Ironically, we are throwing less away. Our weekly black bag and recycling bin has been smaller and lighter. Less stuff in, less stuff out too.
I’ve also enjoyed turning up the power of my creativity, to solve the problems. Taking a moment to think about what we’ve got rather than what we’ve not got. Not choosing to buy my way out of the issue.
I’ve also discovered something else. I think this has been the most enlightening. Want to know? Well between you and me, I’m not as busy as I thought I was. It’s true. I’ve found pockets of time to make and bake, that I didn’t know I had. I just needed to look.
It all went so well, I let the no-spend drift on into February. It’s become a habit. Ok, I did start to buy doughnuts (and crisps) for Mondays, as an after school treat. It was our way of coping with back to school. Mondays become something to look forward to.
So why am I writing it now? Ah, yes. Well, you see this week, I compromised. I allowed myself a free pass. The exception that proves the rule. I bought two things into the house. Not big spends, but stuff all the same.

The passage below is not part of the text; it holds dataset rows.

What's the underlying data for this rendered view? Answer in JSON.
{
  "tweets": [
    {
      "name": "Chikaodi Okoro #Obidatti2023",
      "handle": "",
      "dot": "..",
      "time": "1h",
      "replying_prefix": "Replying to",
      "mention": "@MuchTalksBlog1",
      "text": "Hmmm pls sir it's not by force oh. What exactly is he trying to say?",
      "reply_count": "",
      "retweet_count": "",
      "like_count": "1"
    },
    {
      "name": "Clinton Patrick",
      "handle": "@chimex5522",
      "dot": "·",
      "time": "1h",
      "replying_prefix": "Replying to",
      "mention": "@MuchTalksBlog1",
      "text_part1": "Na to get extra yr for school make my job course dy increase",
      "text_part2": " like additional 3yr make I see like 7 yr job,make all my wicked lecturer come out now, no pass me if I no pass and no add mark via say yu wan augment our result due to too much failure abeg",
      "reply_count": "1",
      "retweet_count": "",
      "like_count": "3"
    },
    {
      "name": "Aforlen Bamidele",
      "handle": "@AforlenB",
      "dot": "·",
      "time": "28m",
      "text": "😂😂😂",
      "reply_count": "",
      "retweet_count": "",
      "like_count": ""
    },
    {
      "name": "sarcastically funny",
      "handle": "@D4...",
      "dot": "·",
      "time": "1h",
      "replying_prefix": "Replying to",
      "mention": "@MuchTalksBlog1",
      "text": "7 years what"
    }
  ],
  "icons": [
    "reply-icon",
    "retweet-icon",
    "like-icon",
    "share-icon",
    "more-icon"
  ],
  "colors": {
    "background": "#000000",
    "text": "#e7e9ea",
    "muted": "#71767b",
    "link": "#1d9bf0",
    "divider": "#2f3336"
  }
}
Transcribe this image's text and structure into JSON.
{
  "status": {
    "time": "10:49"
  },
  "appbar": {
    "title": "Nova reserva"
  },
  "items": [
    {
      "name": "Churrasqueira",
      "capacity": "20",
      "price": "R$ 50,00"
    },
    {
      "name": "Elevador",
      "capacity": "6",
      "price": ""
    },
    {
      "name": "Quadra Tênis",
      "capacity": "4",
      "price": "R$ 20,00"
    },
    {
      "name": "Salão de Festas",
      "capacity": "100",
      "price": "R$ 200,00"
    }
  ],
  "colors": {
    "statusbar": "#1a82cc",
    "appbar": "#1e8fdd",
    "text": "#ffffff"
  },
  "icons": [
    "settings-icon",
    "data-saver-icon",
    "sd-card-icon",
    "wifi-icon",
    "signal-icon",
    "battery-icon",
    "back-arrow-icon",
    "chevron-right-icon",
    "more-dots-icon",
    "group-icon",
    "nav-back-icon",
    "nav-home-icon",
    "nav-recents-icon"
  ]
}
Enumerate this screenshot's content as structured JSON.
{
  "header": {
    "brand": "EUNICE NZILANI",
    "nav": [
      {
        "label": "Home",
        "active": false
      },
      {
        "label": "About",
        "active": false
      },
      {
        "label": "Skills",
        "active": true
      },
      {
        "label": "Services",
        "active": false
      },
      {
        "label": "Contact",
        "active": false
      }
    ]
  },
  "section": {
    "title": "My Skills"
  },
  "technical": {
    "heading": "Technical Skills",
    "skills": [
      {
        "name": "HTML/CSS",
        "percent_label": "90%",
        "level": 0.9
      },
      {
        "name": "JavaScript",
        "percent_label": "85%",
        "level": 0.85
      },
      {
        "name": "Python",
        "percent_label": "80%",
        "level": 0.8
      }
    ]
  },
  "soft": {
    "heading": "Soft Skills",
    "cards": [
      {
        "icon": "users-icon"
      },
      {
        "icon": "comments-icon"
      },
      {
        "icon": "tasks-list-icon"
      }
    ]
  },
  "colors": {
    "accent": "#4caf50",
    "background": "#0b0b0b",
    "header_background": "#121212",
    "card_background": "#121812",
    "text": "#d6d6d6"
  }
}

Fabric and a book. I’m not going to justify the book. I can’t really. I have so many books waiting to be read. My only defence was that I had time to kill and it was cheaper than a magazine. Charity shop purchase of £1.50.
The fabric was a creative compromise. Design wise, I needed something plain and uniformed for my star quilt. I didn’t have any suitable candidates skulking in my craft stash. Fabric does tend to skulk, but not red, because I can always use red.
I went to the fabric shop. I resisted the sock yarn and the ribbon racks. It was hard. I bought the fabric I needed and left.
I’m now back to restrained. No impulse buys. No rescuing plants from the supermarket. Only what we genuinely need. There will be a few bags of stuff going down to the charity shops this half term, because I am liking the lighter feeling.
Word of the week, and possibly year, is restrained.